With the Holy See's pavilion gleaming amidst other nations' exhibitions at the Venice Biennale, the world's greatest contemporary art festival, Fiona Shaw questions the contradiction that exists between contemporary art and the church.
Since the big bust up with contemporary art at the beginning of the 20th century, with the so-called ""evil"" force of Modernism that Pope Pius X believed ""led to the annihilation of all religion"", the Christian church has been a cautious commissioner of contemporary art. But a voice from within, that of Monsignor Gianfranco Ravasi, President of the Pontifical Council for Culture, is set to end the stand-off.
Fiona travels to Rome to meet the Cardinal and hear about his passion to reinstate ""the marriage between art and faith"".
Ravasi has said, ""There is an insoluble problem in the coexistence of art and religion and faith, but there's no need for the Catholic Church to retreat and lose contact with the contemporary art world by remaining stuck in the ""reliable"" neo-Gothic, neo-Romantic, neo-Classical styles that are perfectly coherent with religion...It's time to grow our relationship with the creative artists and creative energy of the artist...
In London, the church of St Martin-in-the-Fields has been reaching out to contemporary artists for a decade, while Canon Mark Oakley at St Paul's Cathedral is equally committed and is delighted that St Paul's is the first setting for a permanent video work by the American artist Bill Viola.

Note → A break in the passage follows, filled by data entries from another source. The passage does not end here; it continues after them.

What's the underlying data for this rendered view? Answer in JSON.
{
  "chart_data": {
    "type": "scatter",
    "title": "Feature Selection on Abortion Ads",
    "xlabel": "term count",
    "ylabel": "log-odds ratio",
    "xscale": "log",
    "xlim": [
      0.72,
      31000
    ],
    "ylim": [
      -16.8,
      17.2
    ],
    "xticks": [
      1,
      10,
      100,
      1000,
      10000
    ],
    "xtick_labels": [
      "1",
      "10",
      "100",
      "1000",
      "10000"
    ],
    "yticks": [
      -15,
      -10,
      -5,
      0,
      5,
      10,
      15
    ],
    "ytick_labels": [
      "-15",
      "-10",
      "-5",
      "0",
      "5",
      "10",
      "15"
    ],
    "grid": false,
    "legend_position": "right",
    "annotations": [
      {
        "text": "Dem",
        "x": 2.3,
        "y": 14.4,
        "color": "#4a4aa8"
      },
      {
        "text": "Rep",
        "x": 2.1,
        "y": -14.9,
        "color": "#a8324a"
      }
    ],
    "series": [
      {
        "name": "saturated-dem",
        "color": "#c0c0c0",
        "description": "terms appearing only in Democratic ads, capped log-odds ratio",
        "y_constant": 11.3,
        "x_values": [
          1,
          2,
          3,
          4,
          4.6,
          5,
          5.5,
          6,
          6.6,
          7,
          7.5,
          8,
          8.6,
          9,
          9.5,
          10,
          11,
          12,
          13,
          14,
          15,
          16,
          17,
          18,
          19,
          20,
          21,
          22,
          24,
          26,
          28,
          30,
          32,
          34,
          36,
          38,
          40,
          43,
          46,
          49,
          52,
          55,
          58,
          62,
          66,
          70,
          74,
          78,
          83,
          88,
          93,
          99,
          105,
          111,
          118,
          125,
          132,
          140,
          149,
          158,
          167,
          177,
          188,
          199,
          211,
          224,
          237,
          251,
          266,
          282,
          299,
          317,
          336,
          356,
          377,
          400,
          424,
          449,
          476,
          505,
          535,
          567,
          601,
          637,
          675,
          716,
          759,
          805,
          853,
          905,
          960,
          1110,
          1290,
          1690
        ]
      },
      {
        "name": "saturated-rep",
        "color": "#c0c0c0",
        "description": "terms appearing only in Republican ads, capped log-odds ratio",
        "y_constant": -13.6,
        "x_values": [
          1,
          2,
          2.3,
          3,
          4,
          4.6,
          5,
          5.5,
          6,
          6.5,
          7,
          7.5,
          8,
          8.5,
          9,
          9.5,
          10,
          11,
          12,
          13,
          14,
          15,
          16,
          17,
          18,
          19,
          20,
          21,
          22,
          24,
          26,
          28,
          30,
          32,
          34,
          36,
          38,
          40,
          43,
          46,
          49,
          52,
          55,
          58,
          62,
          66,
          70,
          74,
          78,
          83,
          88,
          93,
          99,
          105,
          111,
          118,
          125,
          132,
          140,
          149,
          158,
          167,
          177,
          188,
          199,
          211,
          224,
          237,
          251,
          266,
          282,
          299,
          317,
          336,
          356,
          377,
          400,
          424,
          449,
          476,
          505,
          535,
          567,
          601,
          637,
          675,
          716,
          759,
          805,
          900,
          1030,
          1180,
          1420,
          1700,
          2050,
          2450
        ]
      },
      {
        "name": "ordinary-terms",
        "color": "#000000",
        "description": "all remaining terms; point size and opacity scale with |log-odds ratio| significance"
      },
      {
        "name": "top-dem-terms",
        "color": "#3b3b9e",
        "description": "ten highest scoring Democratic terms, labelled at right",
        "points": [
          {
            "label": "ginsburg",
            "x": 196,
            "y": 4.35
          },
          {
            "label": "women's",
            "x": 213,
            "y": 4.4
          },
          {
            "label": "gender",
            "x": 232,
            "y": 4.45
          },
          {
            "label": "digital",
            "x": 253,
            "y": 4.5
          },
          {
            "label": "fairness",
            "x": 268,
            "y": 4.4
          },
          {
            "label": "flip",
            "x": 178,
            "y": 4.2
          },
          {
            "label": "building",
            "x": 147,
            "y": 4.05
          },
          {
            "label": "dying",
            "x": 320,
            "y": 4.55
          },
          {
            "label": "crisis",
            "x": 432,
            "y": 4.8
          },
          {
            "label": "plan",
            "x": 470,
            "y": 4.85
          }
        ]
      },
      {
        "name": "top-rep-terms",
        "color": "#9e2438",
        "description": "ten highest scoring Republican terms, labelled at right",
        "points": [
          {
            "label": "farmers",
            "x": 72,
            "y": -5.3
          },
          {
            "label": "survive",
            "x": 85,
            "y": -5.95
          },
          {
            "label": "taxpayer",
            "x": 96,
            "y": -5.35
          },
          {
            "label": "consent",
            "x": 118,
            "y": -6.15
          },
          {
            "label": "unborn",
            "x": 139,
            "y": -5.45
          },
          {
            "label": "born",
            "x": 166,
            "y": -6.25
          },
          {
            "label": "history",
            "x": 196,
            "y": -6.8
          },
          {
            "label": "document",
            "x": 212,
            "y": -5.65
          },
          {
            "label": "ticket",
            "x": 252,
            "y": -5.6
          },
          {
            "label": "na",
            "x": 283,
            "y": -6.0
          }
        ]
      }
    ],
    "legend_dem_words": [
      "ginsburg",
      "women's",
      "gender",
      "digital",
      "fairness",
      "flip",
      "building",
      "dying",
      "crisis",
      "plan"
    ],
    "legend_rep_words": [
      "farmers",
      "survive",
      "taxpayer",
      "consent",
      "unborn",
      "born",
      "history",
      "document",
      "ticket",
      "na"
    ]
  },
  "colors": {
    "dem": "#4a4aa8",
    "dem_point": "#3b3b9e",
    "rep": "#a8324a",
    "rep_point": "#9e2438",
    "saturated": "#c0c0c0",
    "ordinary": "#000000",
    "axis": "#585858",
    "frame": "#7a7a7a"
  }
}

We'll hear from artists including Cornelia Parker and Dorothy Cross, who discuss the allure of Christian stories and iconography in their own work, but they also reflect on the contradiction of contemporary art and the Church, given that art sets out to ask questions, while the Church exists to console, to answer questions.
|20150524||20160910 (R3)||Fiona Shaw explores the new-found enthusiasm of the Christian church for contemporary art.|